* **DATA RECORDS**
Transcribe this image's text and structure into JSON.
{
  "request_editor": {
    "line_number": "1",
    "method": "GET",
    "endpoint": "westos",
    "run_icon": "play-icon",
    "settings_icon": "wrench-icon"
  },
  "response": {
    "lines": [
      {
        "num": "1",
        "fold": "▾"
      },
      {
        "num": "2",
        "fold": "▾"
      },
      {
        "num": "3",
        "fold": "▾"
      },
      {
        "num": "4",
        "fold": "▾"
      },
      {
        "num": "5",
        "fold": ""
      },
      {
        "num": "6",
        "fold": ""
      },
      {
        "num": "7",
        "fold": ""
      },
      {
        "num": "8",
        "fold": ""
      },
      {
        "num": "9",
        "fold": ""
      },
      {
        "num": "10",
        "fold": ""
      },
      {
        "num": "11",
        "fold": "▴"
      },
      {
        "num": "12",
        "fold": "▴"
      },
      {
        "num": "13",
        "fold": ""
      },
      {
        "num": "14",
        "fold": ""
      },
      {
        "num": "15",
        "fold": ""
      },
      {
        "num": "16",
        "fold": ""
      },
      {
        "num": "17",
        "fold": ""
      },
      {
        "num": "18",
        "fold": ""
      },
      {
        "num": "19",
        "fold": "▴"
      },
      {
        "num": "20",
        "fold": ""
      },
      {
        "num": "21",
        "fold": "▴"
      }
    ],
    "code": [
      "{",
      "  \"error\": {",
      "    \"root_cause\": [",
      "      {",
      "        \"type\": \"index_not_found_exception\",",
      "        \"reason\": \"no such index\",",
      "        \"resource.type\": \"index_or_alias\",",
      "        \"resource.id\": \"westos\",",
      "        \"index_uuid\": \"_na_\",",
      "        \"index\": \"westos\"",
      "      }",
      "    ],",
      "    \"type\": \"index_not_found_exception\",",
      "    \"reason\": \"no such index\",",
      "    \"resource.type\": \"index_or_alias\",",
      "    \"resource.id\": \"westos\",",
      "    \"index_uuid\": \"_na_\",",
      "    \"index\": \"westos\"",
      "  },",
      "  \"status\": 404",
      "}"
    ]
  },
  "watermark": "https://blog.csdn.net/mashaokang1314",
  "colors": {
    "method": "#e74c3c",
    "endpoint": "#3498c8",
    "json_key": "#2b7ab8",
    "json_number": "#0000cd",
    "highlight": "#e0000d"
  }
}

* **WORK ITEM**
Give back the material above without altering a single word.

* **RESPONSE TO THIS EXERCISE**
Transcribe this image's text and structure into JSON.
{
  "request_editor": {
    "line_number": "1",
    "method": "GET",
    "endpoint": "westos",
    "run_icon": "play-icon",
    "settings_icon": "wrench-icon"
  },
  "response": {
    "lines": [
      {
        "num": "1",
        "fold": "▾"
      },
      {
        "num": "2",
        "fold": "▾"
      },
      {
        "num": "3",
        "fold": "▾"
      },
      {
        "num": "4",
        "fold": "▾"
      },
      {
        "num": "5",
        "fold": ""
      },
      {
        "num": "6",
        "fold": ""
      },
      {
        "num": "7",
        "fold": ""
      },
      {
        "num": "8",
        "fold": ""
      },
      {
        "num": "9",
        "fold": ""
      },
      {
        "num": "10",
        "fold": ""
      },
      {
        "num": "11",
        "fold": "▴"
      },
      {
        "num": "12",
        "fold": "▴"
      },
      {
        "num": "13",
        "fold": ""
      },
      {
        "num": "14",
        "fold": ""
      },
      {
        "num": "15",
        "fold": ""
      },
      {
        "num": "16",
        "fold": ""
      },
      {
        "num": "17",
        "fold": ""
      },
      {
        "num": "18",
        "fold": ""
      },
      {
        "num": "19",
        "fold": "▴"
      },
      {
        "num": "20",
        "fold": ""
      },
      {
        "num": "21",
        "fold": "▴"
      }
    ],
    "code": [
      "{",
      "  \"error\": {",
      "    \"root_cause\": [",
      "      {",
      "        \"type\": \"index_not_found_exception\",",
      "        \"reason\": \"no such index\",",
      "        \"resource.type\": \"index_or_alias\",",
      "        \"resource.id\": \"westos\",",
      "        \"index_uuid\": \"_na_\",",
      "        \"index\": \"westos\"",
      "      }",
      "    ],",
      "    \"type\": \"index_not_found_exception\",",
      "    \"reason\": \"no such index\",",
      "    \"resource.type\": \"index_or_alias\",",
      "    \"resource.id\": \"westos\",",
      "    \"index_uuid\": \"_na_\",",
      "    \"index\": \"westos\"",
      "  },",
      "  \"status\": 404",
      "}"
    ]
  },
  "watermark": "https://blog.csdn.net/mashaokang1314",
  "colors": {
    "method": "#e74c3c",
    "endpoint": "#3498c8",
    "json_key": "#2b7ab8",
    "json_number": "#0000cd",
    "highlight": "#e0000d"
  }
}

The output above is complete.